Undue Influence Legislation in California

Published in Center News

In 2009, San Francisco Probate Court undertook a research study funded by a Borchard Foundation Center on Law and Aging academic research grant awarded to Mary Joy Quinn and Deana Piazza. The subject of the study was the term "undue influence." The study was prompted by the California Probate Code section which lists undue influence as one of the criteria for the appointment of a conservator of estate. The term also appears more than 25 times in the California Probate Code. And yet, there was no definition of the term in the Probate Code.

The goal of the study was to illuminate information that could be used to develop a definition of undue influence. The elements of the study included: a literature review of sociological and psychological literature, a review of case law and statues in California, a search for definitions of undue influence in the other states, focus groups of practitioners, and case review of 25 newly established conservatorships.  To a remarkable degree, all these sources and various disciplines agreed on the elements of undue influence which are: a vulnerable victim, an influencer who has power, specific tactics and manipulations, and an outcome that is unfair to the victim. The study can be found on the website of the California Administrative Offices of the Courts at  www.courts.ca.gov/documents/UndueInfluence.pdf  The title of the study is “Undue Influence: Definitions and Applications.” 

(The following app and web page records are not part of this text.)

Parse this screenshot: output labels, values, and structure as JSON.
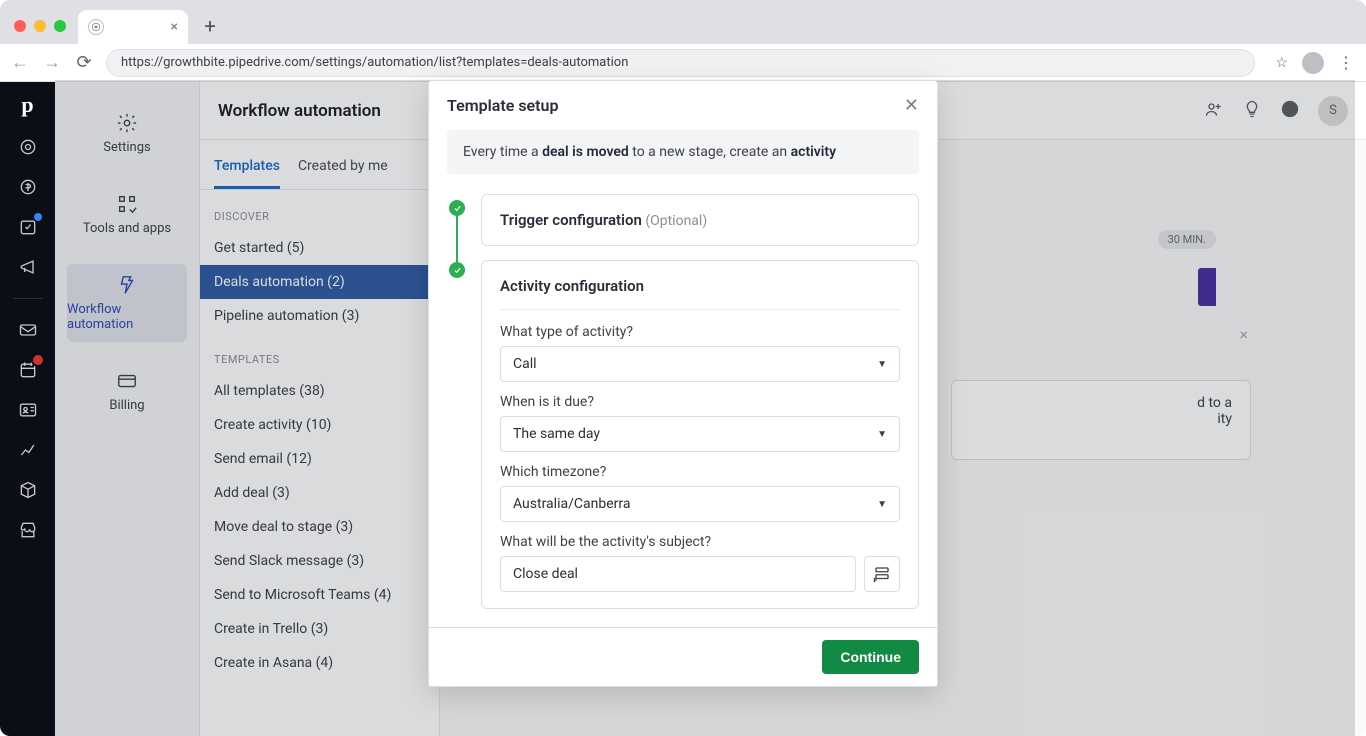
{
  "browser": {
    "url": "https://growthbite.pipedrive.com/settings/automation/list?templates=deals-automation"
  },
  "header": {
    "title": "Workflow automation",
    "user_initial": "S"
  },
  "settings_nav": {
    "items": [
      {
        "label": "Settings"
      },
      {
        "label": "Tools and apps"
      },
      {
        "label": "Workflow automation"
      },
      {
        "label": "Billing"
      }
    ]
  },
  "tabs": {
    "templates": "Templates",
    "created": "Created by me"
  },
  "discover": {
    "label": "DISCOVER",
    "items": [
      {
        "label": "Get started (5)"
      },
      {
        "label": "Deals automation (2)"
      },
      {
        "label": "Pipeline automation (3)"
      }
    ]
  },
  "templates": {
    "label": "TEMPLATES",
    "items": [
      {
        "label": "All templates (38)"
      },
      {
        "label": "Create activity (10)"
      },
      {
        "label": "Send email (12)"
      },
      {
        "label": "Add deal (3)"
      },
      {
        "label": "Move deal to stage (3)"
      },
      {
        "label": "Send Slack message (3)"
      },
      {
        "label": "Send to Microsoft Teams (4)"
      },
      {
        "label": "Create in Trello (3)"
      },
      {
        "label": "Create in Asana (4)"
      }
    ]
  },
  "bg": {
    "badge": "30 MIN.",
    "desc1": "d to a",
    "desc2": "ity"
  },
  "modal": {
    "title": "Template setup",
    "banner": {
      "p1": "Every time a ",
      "b1": "deal is moved",
      "p2": " to a new stage, create an ",
      "b2": "activity"
    },
    "trigger": {
      "title": "Trigger configuration",
      "optional": "(Optional)"
    },
    "activity": {
      "title": "Activity configuration",
      "type_label": "What type of activity?",
      "type_value": "Call",
      "due_label": "When is it due?",
      "due_value": "The same day",
      "tz_label": "Which timezone?",
      "tz_value": "Australia/Canberra",
      "subj_label": "What will be the activity's subject?",
      "subj_value": "Close deal"
    },
    "continue": "Continue"
  }
}
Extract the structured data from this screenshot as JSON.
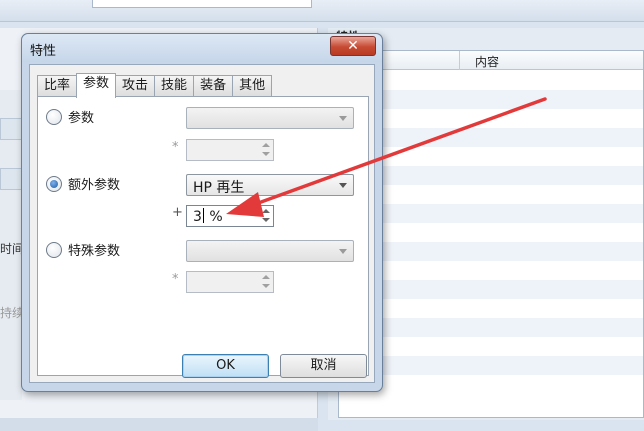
{
  "background": {
    "left_labels": [
      "时间",
      "持续"
    ],
    "right_panel_title": "特性",
    "table_header": {
      "col2": "内容"
    }
  },
  "dialog": {
    "title": "特性",
    "close_glyph": "✕",
    "tabs": [
      {
        "label": "比率",
        "active": false
      },
      {
        "label": "参数",
        "active": true
      },
      {
        "label": "攻击",
        "active": false
      },
      {
        "label": "技能",
        "active": false
      },
      {
        "label": "装备",
        "active": false
      },
      {
        "label": "其他",
        "active": false
      }
    ],
    "options": [
      {
        "label": "参数",
        "checked": false,
        "combo_value": "",
        "operator": "*",
        "spin_value": ""
      },
      {
        "label": "额外参数",
        "checked": true,
        "combo_value": "HP 再生",
        "operator": "+",
        "spin_value_before_caret": "3",
        "spin_value_after_caret": " %"
      },
      {
        "label": "特殊参数",
        "checked": false,
        "combo_value": "",
        "operator": "*",
        "spin_value": ""
      }
    ],
    "ok_label": "OK",
    "cancel_label": "取消"
  },
  "annotation": {
    "arrow_color": "#e23a3a"
  }
}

The study also found that the only statutory definition of undue influence in California law was contained in the Civil Code which was enacted in 1872. That fact and other findings from the study prompted probate litigators and other community practitioners to work with legislators to develop a definition for the Probate Code which is now contained in California Probate Code section 86. The same definition is also contained in Welfare and Institutions code 15610.70 which addresses elder financial abuse.  The laws are identical and based on the four elements of undue influence found in the research study.  They became effective on January 1, 2014.